First, let me be blunt. Making Speed Dreams track is a ton of work. It usually takes me about 2 to 3 months from start to finish, spending about 10 hours a week before I finish a track. That’s 80 to 120 hours or so, not for the faint hearted. Usually once I complete a track I’m exhausted & unable to bear the thought of starting another one, which is why I only create one or two a year max.
So … you’re still here? Still want to give it a go? Ok then. The first thing you need to do is write a todo list. That way you have a plan of attack, and know what needs to be done to bring your idea to fruition. It also gives me a list of things to post about in this tutorial 🙂
It so happens that I’ve just started a major rework of the old TORCS track, e-track-4, for inclusion in Speed Dreams. Ok, its not a new from-scratch track, but as I’ve changed the layout somewhat its pretty close to being one. As I go through each step in the process I’ll use it as an example in this series of tutorials. So, here’s my todo list for this project – yours should look something similar.
- Design the circuit layout, including an idea of elevation changes and allowing at least 240m of a straight for pits (16 pits of 15 meters in length) with enough length for pit entry and exit.
- Create the circuit using the trackeditor tool.
- Define changes of elevation in the XML.
- Test drive until 100% satisfied with the track.
- Trackside terrain
- Trackside objects
- Naming of textures.
- Editing the 3D model..
- Editng textures.
- Materials and surface settings
- Creating a shadow map
- Applying the shadow map
- Adding a “raceline”.

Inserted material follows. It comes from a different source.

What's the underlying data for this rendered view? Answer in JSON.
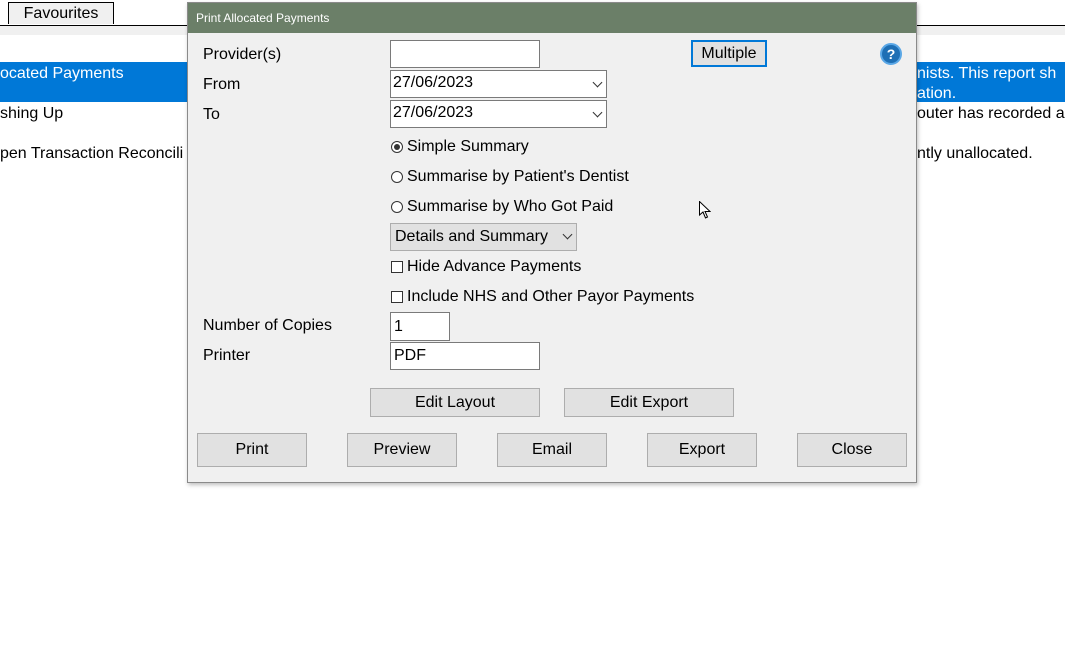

My next post will look at steps 1 and 2. If you’re working on tracks yourself and have any questions or would like to share some of the tips and tricks you’ve discovered, please add a comment or two!